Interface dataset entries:
▼▼▼
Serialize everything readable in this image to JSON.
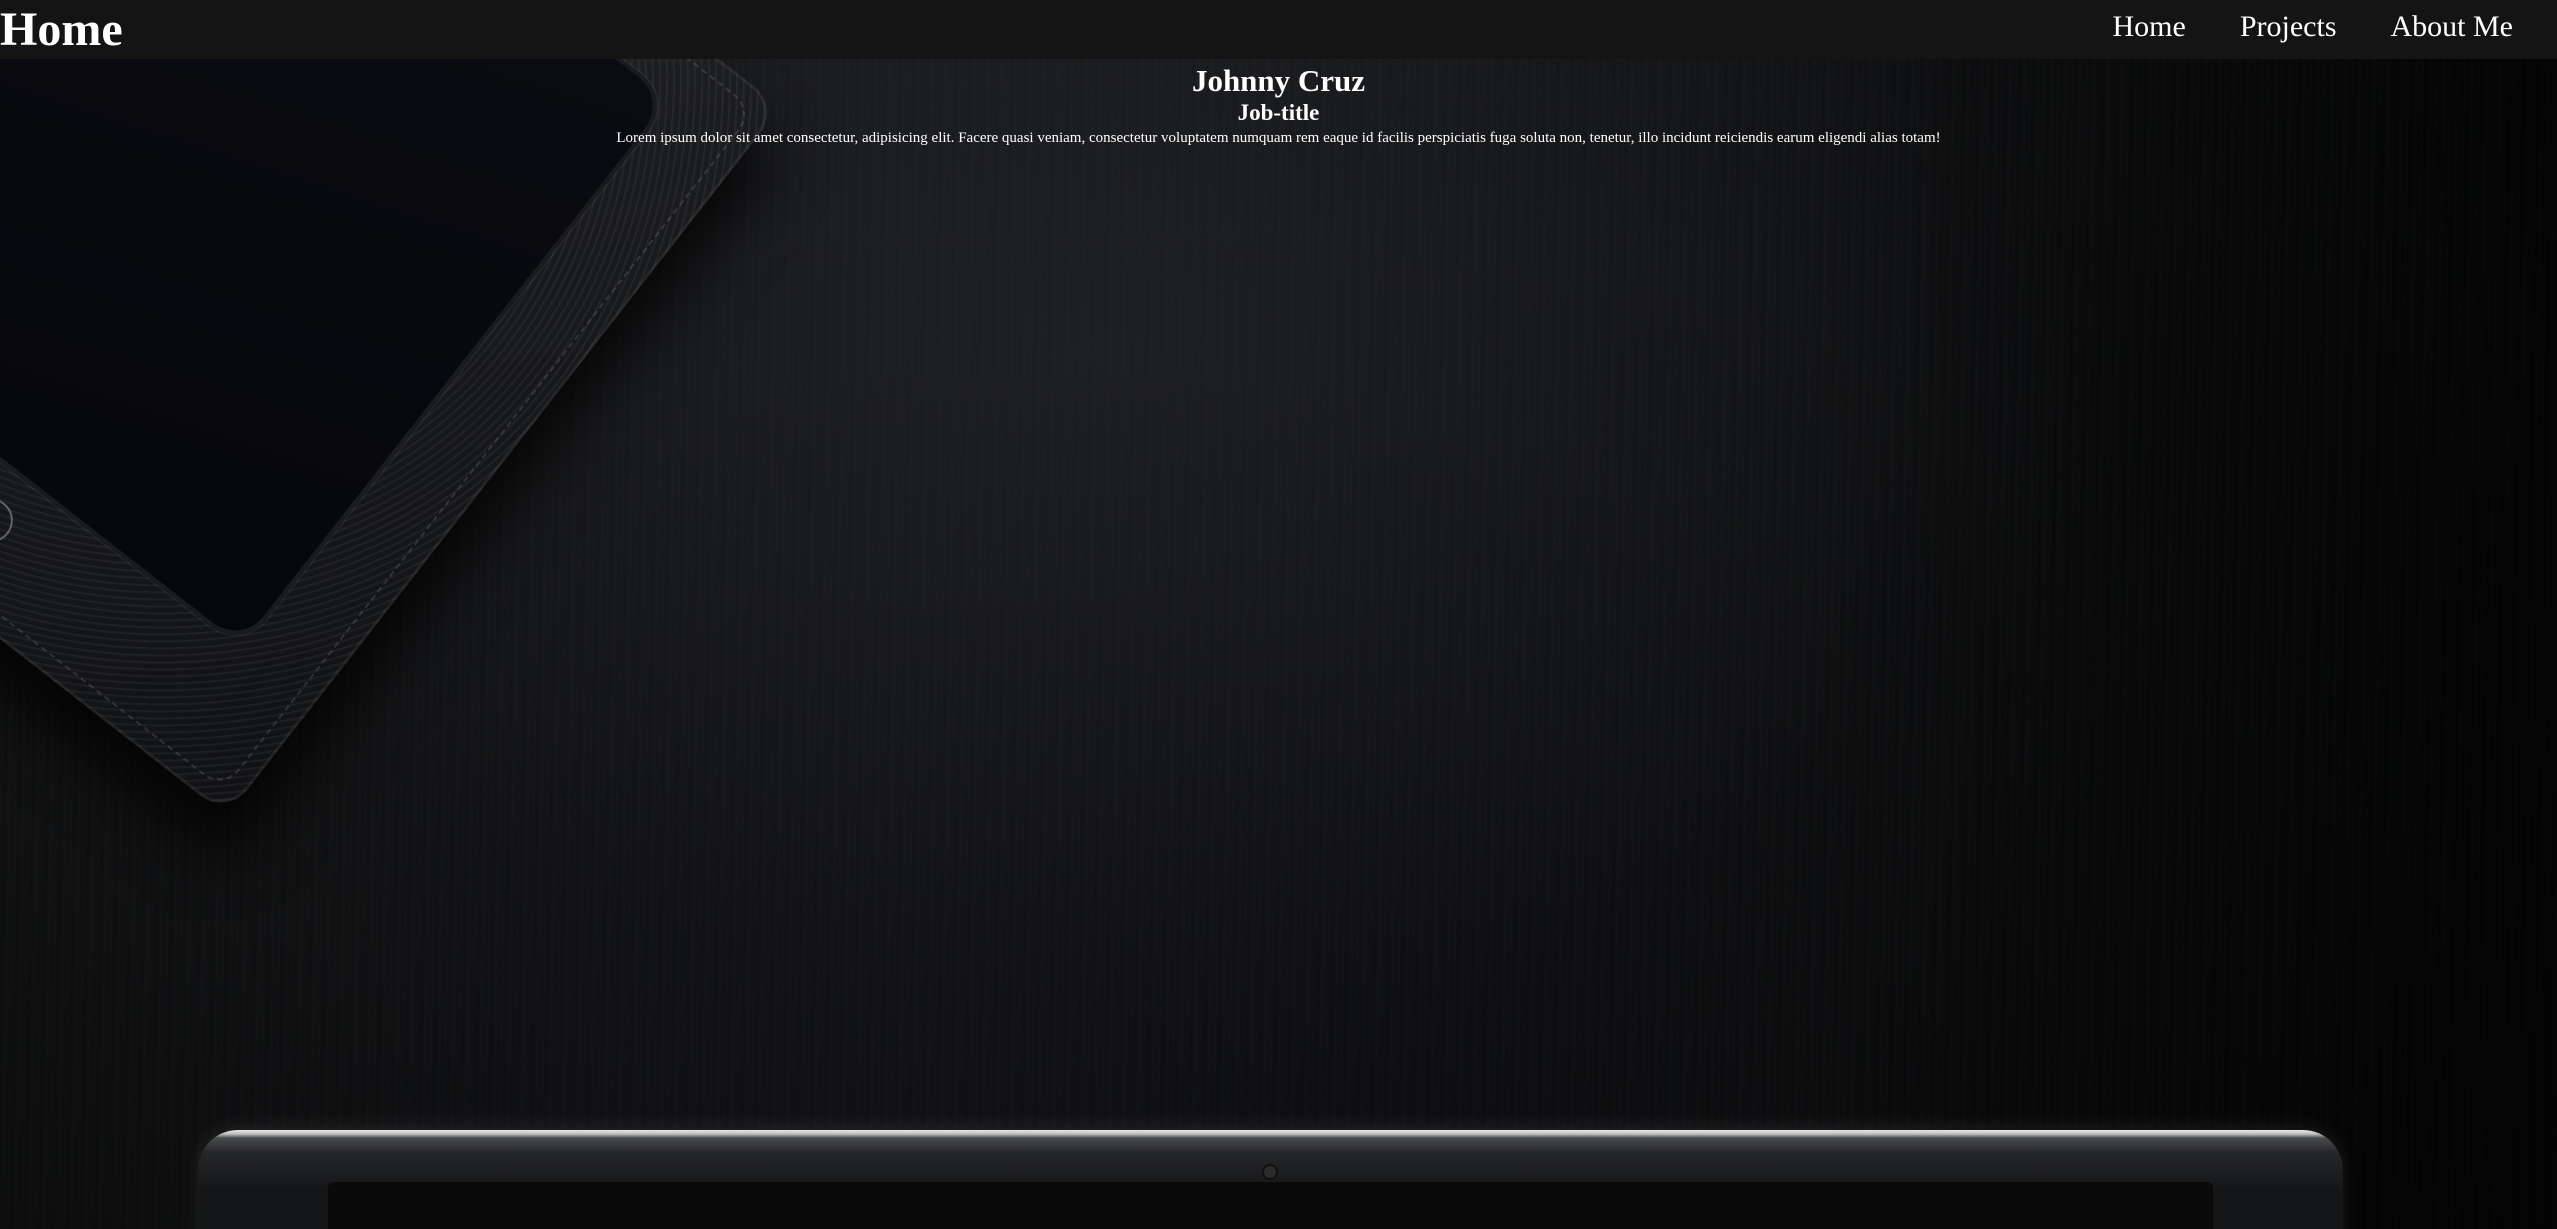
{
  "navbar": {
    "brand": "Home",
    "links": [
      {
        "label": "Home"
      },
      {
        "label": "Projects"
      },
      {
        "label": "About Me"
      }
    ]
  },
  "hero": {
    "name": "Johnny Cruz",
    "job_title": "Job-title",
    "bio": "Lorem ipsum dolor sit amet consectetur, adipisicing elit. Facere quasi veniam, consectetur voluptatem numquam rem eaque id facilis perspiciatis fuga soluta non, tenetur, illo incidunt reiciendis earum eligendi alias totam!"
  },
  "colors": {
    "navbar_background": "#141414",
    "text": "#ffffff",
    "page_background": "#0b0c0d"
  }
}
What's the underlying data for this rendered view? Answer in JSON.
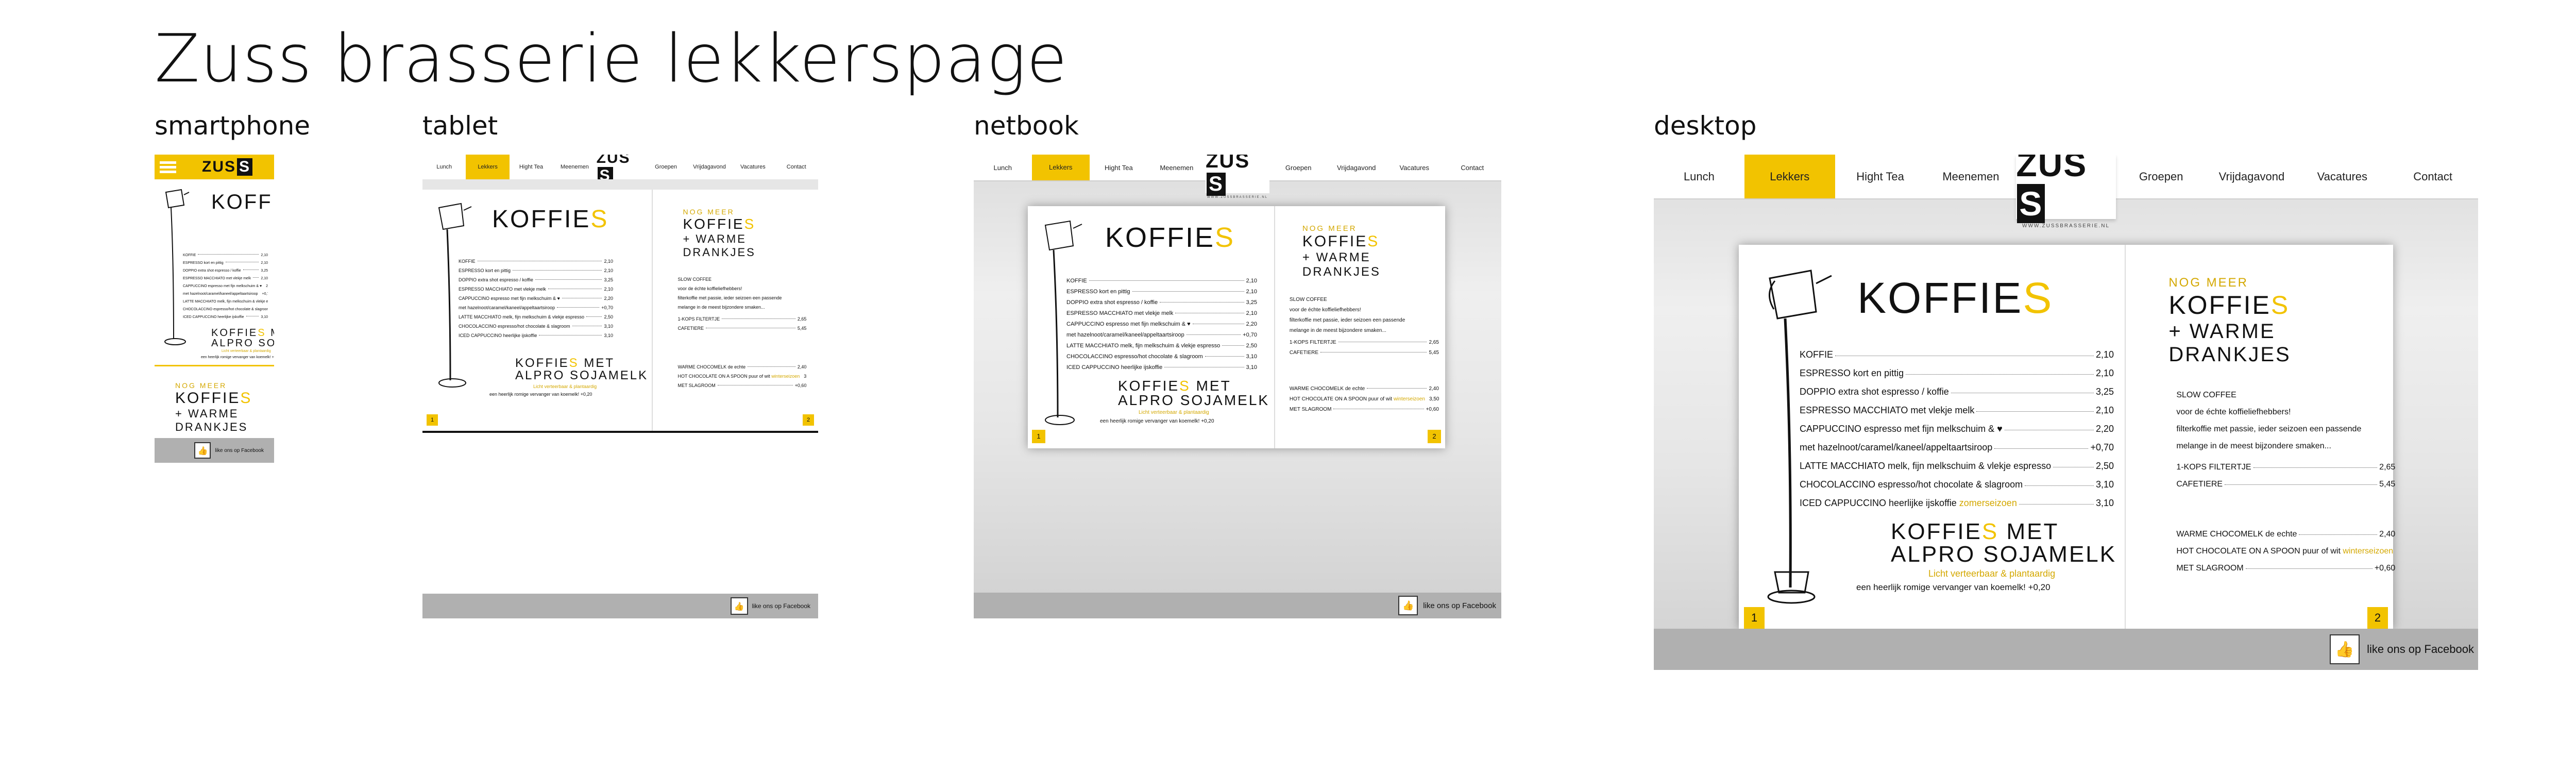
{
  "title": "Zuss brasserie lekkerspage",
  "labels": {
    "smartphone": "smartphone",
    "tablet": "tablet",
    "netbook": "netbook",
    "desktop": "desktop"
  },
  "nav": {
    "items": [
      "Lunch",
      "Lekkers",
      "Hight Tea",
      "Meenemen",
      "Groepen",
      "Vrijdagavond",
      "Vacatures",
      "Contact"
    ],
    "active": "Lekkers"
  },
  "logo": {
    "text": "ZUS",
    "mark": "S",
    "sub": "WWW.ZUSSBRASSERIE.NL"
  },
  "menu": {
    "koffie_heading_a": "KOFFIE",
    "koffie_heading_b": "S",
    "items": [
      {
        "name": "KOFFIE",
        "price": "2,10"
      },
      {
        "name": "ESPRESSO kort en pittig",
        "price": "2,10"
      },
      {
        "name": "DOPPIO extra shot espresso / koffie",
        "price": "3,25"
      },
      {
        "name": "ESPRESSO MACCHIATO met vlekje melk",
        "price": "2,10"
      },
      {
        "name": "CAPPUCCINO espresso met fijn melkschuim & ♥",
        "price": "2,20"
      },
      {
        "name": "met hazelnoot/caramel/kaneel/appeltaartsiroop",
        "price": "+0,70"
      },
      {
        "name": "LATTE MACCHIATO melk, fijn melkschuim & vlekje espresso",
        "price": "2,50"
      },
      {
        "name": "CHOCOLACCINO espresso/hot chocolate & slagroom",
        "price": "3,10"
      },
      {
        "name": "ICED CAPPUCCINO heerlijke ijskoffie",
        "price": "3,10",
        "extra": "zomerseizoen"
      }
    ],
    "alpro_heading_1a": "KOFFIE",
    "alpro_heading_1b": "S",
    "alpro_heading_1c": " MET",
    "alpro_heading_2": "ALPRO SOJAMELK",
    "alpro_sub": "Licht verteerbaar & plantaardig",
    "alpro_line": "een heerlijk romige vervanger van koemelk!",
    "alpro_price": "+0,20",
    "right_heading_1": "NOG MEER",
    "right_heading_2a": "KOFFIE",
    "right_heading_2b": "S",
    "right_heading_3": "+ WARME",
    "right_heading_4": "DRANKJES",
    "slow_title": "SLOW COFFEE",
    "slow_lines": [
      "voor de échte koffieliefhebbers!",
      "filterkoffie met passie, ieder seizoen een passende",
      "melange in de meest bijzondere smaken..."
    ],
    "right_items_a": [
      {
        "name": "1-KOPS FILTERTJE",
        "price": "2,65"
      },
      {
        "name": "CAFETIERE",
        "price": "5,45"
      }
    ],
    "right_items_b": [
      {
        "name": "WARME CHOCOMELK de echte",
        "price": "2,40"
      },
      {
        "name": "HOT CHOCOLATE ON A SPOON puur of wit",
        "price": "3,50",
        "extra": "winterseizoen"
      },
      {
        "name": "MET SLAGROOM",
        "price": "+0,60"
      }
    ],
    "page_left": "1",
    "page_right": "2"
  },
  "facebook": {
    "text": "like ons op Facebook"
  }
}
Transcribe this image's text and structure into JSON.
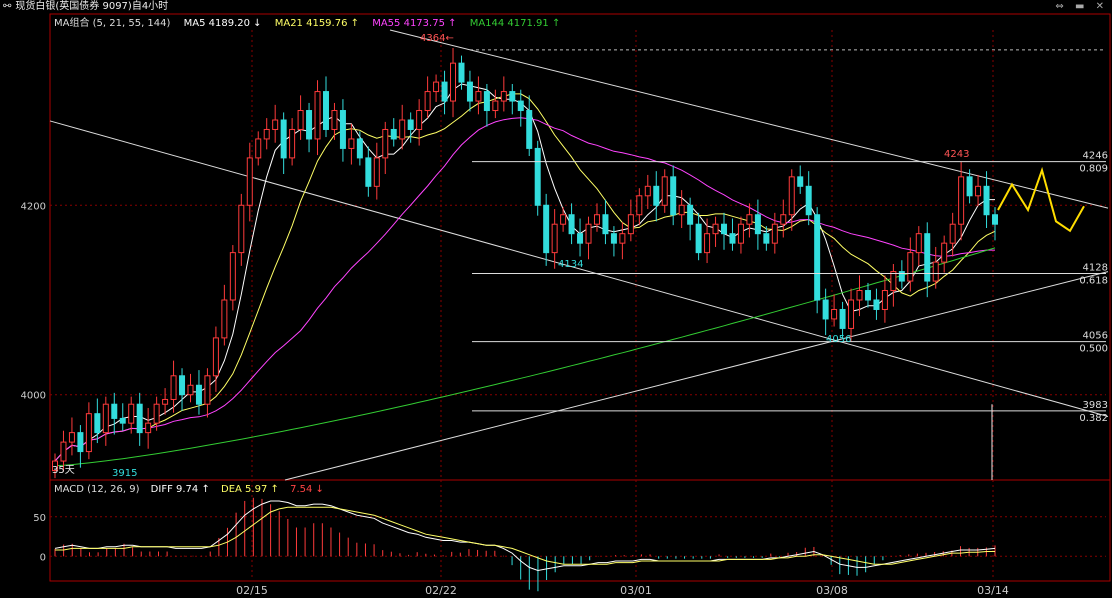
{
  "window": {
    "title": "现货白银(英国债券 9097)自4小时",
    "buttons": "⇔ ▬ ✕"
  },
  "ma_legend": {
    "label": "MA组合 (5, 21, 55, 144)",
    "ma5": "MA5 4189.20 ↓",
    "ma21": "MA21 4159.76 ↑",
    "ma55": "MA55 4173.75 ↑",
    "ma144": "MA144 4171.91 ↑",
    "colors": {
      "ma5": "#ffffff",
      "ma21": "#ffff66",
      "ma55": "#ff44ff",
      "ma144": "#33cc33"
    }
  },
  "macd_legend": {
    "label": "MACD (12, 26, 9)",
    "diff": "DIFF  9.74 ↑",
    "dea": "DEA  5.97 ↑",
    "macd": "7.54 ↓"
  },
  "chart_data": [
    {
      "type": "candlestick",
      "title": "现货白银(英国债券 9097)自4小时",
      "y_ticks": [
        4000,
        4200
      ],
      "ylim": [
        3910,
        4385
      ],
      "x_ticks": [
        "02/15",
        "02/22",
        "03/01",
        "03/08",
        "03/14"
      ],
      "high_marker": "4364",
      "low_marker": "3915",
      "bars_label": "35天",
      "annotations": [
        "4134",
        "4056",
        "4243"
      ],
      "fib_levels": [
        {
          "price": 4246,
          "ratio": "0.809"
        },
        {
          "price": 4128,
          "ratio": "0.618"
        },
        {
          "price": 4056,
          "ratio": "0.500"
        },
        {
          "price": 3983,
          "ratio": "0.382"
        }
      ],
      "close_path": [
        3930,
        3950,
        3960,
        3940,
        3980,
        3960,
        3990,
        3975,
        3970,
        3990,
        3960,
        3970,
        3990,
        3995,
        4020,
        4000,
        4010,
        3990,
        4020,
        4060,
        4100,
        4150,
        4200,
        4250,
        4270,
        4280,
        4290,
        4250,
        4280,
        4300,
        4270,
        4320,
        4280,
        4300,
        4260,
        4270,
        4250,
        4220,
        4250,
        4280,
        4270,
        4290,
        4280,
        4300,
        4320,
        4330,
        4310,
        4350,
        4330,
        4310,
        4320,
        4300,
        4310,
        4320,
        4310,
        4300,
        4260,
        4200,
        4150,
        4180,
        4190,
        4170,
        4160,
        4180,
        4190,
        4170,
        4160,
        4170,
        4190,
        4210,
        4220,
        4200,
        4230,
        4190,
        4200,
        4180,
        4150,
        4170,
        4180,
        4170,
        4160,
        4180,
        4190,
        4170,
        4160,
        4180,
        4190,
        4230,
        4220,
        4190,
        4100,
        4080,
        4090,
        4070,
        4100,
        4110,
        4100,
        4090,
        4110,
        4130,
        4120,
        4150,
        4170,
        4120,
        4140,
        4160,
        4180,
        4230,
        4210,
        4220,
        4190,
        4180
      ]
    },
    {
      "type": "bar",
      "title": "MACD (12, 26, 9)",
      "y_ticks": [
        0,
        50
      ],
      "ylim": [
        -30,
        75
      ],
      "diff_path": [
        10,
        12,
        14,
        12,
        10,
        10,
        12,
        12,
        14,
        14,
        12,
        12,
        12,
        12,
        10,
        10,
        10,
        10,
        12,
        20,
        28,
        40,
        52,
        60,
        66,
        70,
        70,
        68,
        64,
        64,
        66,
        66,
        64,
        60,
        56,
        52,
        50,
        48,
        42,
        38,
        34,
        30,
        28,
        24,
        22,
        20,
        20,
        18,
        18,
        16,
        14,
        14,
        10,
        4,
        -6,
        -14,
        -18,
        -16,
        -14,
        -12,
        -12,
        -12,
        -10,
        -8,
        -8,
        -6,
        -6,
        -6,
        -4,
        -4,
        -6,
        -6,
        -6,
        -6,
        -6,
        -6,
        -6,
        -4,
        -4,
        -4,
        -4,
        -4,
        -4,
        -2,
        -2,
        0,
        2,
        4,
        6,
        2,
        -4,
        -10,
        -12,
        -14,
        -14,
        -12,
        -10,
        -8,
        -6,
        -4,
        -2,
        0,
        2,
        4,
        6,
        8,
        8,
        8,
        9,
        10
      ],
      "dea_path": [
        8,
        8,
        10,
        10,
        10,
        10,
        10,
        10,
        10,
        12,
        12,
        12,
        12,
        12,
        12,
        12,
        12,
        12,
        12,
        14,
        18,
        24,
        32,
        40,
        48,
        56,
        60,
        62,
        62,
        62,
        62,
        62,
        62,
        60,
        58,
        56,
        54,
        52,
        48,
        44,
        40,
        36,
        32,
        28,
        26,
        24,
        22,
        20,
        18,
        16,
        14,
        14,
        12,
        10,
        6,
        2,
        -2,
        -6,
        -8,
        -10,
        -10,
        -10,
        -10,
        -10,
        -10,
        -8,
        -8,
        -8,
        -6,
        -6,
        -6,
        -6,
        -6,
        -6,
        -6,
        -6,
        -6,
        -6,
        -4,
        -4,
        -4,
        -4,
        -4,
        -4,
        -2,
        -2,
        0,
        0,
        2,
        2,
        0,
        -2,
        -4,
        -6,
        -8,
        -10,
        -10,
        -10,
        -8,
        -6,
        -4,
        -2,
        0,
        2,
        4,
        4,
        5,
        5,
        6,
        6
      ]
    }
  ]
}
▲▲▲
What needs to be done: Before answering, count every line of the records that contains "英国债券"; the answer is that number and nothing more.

Exercise result: 2